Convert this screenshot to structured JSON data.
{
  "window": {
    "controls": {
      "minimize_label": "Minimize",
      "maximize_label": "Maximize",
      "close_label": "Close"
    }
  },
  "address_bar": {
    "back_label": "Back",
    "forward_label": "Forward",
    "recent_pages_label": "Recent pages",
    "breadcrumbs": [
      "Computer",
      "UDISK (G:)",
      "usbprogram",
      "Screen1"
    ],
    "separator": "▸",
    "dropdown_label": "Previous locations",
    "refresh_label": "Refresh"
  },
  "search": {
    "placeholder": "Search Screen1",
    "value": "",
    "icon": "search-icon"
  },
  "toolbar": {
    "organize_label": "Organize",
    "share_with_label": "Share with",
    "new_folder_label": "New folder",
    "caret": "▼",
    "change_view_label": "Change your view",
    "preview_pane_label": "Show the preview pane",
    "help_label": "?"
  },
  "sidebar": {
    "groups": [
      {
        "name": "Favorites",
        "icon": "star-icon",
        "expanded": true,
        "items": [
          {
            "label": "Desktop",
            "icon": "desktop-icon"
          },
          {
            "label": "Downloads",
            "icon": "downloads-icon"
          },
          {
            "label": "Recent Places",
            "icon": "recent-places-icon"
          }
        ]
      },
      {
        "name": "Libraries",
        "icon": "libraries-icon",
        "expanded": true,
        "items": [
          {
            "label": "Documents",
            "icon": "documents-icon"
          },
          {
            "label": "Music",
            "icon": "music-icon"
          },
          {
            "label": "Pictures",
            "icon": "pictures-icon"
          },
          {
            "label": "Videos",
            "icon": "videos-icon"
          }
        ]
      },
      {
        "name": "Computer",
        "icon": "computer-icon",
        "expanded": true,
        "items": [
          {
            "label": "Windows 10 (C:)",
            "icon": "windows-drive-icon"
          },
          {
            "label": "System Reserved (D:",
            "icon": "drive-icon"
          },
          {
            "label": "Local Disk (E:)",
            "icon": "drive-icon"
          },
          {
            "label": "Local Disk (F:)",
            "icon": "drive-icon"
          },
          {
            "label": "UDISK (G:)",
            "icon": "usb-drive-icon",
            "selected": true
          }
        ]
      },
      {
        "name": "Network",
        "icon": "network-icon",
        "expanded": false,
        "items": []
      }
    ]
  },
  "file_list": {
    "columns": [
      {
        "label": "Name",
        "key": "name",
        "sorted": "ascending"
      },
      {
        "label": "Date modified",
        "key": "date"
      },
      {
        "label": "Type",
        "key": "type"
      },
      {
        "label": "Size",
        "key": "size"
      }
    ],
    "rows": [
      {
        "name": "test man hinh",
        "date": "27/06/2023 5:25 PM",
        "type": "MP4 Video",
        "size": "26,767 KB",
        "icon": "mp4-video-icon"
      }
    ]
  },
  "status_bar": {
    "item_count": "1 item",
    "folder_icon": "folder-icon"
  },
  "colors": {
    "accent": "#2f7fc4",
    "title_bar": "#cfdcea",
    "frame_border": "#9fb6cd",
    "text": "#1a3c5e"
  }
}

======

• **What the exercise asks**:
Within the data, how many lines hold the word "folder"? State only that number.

• **Answer section**:
2